> _YOUR INSTRUCTIONS_:
Search the records for the string "heading". Copy each line where it occurs.

> _DATA PROVIDED_:

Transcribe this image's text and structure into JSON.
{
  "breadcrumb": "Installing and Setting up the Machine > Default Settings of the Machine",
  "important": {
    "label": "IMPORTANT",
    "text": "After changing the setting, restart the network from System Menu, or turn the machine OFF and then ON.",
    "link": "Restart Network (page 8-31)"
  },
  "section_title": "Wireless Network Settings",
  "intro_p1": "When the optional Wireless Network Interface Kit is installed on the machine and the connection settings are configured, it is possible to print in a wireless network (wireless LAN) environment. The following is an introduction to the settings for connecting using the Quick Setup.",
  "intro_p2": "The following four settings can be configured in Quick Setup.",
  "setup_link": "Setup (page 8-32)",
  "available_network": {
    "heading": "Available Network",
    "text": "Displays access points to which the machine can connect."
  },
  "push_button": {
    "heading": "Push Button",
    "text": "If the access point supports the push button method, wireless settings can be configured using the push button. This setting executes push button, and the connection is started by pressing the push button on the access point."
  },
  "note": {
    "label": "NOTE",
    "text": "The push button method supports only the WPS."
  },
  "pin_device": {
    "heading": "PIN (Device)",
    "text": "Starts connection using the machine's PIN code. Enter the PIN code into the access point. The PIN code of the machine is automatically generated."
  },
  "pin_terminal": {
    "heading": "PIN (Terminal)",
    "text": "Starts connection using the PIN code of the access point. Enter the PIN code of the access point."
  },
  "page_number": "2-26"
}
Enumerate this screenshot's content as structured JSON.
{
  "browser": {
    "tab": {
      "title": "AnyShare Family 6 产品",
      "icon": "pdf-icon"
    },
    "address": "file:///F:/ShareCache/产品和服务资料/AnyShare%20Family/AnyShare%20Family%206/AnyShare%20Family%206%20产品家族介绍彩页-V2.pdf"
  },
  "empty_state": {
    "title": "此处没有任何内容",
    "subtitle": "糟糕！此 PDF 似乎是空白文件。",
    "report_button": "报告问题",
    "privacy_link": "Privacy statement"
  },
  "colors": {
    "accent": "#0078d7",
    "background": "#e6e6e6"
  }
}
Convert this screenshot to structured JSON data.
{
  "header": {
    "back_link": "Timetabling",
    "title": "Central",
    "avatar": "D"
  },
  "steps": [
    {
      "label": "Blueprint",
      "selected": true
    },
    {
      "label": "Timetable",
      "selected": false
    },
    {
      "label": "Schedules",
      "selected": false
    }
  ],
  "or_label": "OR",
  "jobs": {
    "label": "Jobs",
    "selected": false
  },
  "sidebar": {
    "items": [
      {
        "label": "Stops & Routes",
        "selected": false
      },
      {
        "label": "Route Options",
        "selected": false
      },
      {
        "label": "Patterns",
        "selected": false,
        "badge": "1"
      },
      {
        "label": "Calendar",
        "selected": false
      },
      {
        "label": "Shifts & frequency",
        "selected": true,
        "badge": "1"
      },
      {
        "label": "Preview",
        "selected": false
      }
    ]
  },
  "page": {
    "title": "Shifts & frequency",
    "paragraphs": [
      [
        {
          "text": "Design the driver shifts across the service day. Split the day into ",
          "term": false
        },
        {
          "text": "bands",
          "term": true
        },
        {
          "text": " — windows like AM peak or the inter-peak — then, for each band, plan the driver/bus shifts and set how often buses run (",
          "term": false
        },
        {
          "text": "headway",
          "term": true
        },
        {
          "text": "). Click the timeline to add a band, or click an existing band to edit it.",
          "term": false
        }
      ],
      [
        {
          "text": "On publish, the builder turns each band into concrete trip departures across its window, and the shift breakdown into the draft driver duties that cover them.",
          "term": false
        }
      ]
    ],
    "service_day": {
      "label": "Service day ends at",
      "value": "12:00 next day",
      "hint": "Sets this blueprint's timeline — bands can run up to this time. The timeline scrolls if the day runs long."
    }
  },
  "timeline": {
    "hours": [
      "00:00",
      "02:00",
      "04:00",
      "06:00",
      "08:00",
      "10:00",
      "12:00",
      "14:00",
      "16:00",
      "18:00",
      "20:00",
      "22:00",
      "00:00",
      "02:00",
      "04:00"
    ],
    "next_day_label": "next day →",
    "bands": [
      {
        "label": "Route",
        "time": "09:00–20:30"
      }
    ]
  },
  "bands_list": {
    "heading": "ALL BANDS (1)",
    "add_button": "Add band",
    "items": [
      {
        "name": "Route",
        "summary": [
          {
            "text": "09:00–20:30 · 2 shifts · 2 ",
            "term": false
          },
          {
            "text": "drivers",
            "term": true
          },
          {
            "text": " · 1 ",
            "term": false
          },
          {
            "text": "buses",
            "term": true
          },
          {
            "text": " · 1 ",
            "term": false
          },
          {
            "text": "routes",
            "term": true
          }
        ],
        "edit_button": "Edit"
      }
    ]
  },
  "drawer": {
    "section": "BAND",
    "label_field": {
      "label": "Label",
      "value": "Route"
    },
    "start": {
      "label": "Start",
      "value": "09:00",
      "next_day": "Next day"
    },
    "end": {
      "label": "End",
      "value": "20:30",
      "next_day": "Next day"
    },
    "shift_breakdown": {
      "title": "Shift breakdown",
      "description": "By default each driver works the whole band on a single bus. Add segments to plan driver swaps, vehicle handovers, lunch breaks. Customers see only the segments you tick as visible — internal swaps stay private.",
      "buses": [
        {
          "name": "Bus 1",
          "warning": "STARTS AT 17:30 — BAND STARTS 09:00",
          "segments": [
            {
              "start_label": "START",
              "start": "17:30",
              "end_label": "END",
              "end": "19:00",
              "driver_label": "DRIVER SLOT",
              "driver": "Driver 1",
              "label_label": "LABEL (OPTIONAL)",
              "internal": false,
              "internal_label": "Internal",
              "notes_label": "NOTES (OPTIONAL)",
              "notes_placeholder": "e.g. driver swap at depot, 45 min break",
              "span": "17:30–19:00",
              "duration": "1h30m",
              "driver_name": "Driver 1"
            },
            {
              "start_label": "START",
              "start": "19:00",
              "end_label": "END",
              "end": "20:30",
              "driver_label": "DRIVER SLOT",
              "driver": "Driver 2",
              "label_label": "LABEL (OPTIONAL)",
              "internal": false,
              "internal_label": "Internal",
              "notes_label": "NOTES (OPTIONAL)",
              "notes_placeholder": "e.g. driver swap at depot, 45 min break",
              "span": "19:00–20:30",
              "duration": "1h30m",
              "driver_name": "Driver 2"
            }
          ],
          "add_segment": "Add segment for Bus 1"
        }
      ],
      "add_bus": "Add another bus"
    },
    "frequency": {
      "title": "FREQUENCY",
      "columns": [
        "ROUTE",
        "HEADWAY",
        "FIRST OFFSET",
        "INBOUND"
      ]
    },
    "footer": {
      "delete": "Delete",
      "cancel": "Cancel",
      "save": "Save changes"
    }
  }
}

> _OUTPUT OF THE TASK_:
    "heading": "Available Network",
    "heading": "Push Button",
    "heading": "PIN (Device)",
    "heading": "PIN (Terminal)",
    "heading": "ALL BANDS (1)",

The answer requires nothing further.